Lubrizol also introduced a new non-softening thermoplastic elastomer. Branded Tecobax, the compound allows Lubrizol to go into markets or applications where historically TPEs couldn't be used because of their softening nature. Lathiya said the material is very resilient with a strong coefficient of friction.

Lubrizol also disclosed it is continuing investment for both silicone and thermoplastic products. Its silicone unit — Vesta Inc. — built two Class 7 clean rooms, with one finished at the end of 2016 and another in progress. The combined space will total 15,000 square feet.

Lathiya said the firm invested $5 million in dip casting technology for breast implant products and $1 million in new extruders.

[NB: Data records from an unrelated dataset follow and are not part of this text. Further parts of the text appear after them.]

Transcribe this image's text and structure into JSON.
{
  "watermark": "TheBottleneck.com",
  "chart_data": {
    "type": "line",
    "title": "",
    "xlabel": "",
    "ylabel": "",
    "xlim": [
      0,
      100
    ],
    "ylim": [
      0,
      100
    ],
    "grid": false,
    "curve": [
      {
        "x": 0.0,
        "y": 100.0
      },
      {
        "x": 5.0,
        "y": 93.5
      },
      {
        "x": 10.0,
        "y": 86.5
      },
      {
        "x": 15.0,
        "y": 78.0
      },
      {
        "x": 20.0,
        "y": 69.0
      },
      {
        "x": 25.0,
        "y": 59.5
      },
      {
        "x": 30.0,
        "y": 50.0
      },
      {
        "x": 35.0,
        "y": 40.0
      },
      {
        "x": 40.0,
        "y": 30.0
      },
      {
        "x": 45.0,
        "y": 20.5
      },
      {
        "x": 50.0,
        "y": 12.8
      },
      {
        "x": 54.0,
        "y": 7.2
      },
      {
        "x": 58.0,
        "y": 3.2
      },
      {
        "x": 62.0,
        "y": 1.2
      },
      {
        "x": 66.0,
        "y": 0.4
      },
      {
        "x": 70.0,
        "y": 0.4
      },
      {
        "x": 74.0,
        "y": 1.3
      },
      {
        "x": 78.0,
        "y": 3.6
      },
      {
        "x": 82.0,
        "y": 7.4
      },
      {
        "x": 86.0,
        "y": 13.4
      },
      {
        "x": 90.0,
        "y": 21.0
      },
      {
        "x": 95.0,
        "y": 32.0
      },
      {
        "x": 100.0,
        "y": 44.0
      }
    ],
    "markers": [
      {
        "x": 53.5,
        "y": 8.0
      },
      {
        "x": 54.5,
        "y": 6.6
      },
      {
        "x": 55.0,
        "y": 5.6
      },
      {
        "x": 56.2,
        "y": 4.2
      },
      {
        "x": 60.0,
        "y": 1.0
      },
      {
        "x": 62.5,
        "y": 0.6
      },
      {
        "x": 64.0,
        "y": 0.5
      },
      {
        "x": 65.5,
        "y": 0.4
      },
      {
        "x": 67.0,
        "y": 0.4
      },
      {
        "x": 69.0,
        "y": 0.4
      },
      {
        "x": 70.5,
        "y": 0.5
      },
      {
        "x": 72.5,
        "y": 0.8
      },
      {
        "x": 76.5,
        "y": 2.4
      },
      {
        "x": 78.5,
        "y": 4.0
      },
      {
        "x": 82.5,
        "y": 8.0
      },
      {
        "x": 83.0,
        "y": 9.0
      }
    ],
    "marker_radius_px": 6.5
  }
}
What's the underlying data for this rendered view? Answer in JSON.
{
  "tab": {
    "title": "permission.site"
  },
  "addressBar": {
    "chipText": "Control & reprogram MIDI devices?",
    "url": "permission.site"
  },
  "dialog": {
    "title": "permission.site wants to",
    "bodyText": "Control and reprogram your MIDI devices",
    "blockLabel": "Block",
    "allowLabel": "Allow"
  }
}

Vesta also is receiving investment on the thermoplastic side for secondary operations, including tip forming, tube flaring, pad printing, hole punching/drilling, precision cutting, reflow and braided tubing lamination, along with some other processes.

It also entered an agreement with Sientra Inc., where Vesta will establish manufacturing capacity for a long-term supply arrangement for its premarket approved breast implants.

"We've historically in the silicone division worked in the breast implant market through various different components, but never making the full completed breast implants," Lathiya said. "It made logical sense because we found a good partner in Sientra to build that capability out."

Purchased in 2014, Lubrizol's Vesta unit is a custom contract manufacturer that focuses on silicone, thermoplastic extrusion and silicone fabrication.